Toothpicks and String


Recently, the school age children explored a process art invitation using rectangular shaped Styrofoam, toothpicks, and embroidery string to create three dimensional compositions.

In addition to the children choosing their own work, we offer process-based art projects a few times per week. Process art invites the children to explore new materials and new techniques they can use in their future creative pursuits. 

Six children were immediately interesting in exploring this work. To begin the process, children inserted round toothpicks into Styrofoam in a pattern of their own choosing. Some children employed a few toothpicks, other children used more, and one child placed over fifty toothpicks into their rectangular piece of foam.

One drawback of educators creating projects is some projects that appear interesting to us as adults are too challenging for the children to execute. In this invitation the toothpicks were very difficult for the younger children to push through the Styrofoam without poking their hand. When the children create their own work, the challenges are more in balance with their current age, physical skill, and thinking process.

The second step of the invitation asked children to choose one colorful embroidery string. After choosing and cutting a length of string, the children tied one end to a toothpick. To finish, the children moved and wrapped the colorful string around different toothpicks in a pattern of their choosing.

The second step was more difficult for the children than placing the toothpicks. In our excitement to introduce the project, there was no consideration that the youngest children may not be able to tie knots. The wait to get help from an educator built up frustration in the children and affected the experience. 

When wrapping the string around the toothpicks, some children moved in a linear pattern and other children moved in a crisscross and diagonal pattern. Some children used one color of string and other children chose to employ different colors of string, creating a rainbow effect to their work.

The end result of the collaborative work looked great. The children said they enjoyed the result overall, but found the process of placing the toothpicks and tying the string in knots difficult and frustrating. 

Often we document the success stories in our work with children. Some of the work we do is not as successful. Usually this occurs when we move away from the principals that inform our practice for the sake of convenience. I love that we tried and learned so much from this experience, one that will make our future practice more thoughtful and enjoyable for our learning community.
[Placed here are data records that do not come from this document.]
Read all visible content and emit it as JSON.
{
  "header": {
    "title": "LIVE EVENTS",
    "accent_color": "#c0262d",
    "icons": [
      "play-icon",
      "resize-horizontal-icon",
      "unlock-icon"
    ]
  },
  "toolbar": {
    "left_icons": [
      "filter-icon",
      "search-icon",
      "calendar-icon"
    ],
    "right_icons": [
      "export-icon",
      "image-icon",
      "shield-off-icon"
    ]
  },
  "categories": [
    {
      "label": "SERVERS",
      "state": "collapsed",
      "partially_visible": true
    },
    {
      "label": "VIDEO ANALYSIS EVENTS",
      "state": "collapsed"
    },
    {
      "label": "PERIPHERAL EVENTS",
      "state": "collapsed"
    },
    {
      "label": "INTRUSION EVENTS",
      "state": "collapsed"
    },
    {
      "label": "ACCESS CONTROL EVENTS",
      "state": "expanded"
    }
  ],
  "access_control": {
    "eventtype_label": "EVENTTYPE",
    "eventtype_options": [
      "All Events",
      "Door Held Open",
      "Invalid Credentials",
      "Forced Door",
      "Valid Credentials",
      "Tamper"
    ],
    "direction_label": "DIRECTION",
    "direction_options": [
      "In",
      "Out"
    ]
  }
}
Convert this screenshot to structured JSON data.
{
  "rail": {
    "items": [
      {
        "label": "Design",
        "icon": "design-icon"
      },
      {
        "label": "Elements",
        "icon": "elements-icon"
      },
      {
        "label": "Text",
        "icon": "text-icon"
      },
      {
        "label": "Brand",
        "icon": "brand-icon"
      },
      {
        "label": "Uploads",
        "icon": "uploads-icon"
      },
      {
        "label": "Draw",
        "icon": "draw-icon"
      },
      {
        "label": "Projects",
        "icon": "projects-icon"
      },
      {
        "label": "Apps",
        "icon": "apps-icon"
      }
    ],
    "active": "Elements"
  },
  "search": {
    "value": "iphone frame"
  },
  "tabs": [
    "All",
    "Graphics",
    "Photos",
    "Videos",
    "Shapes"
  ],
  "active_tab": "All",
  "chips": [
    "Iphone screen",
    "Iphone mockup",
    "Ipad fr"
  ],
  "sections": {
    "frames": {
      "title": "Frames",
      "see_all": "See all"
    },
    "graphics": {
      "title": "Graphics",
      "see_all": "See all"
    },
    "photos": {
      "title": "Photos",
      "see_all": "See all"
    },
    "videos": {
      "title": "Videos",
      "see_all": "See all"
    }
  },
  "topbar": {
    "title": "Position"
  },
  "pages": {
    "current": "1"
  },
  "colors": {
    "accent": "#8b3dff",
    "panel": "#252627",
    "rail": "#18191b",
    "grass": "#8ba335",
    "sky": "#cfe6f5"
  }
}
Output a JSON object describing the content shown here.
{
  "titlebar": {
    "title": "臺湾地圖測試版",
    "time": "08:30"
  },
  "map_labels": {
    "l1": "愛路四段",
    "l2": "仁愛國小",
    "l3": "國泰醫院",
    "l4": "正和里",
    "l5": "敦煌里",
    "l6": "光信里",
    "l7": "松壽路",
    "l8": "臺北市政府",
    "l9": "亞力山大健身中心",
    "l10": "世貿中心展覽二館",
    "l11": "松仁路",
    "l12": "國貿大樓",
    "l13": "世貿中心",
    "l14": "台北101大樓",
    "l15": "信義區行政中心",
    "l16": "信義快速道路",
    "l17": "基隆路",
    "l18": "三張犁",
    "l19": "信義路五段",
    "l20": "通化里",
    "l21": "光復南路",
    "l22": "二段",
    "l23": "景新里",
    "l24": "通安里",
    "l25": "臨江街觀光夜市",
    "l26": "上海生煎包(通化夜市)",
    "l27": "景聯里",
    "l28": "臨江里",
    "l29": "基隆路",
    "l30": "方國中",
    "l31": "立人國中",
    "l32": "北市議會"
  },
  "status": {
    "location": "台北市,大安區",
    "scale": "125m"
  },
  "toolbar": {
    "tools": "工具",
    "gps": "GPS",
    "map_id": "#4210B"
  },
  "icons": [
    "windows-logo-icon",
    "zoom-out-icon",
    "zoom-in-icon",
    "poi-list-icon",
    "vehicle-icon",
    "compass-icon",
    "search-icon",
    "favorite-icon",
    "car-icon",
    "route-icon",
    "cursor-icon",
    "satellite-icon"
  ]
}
What projects did you think would be fantastic from your adult eyes but the children did not have the experience you envisioned?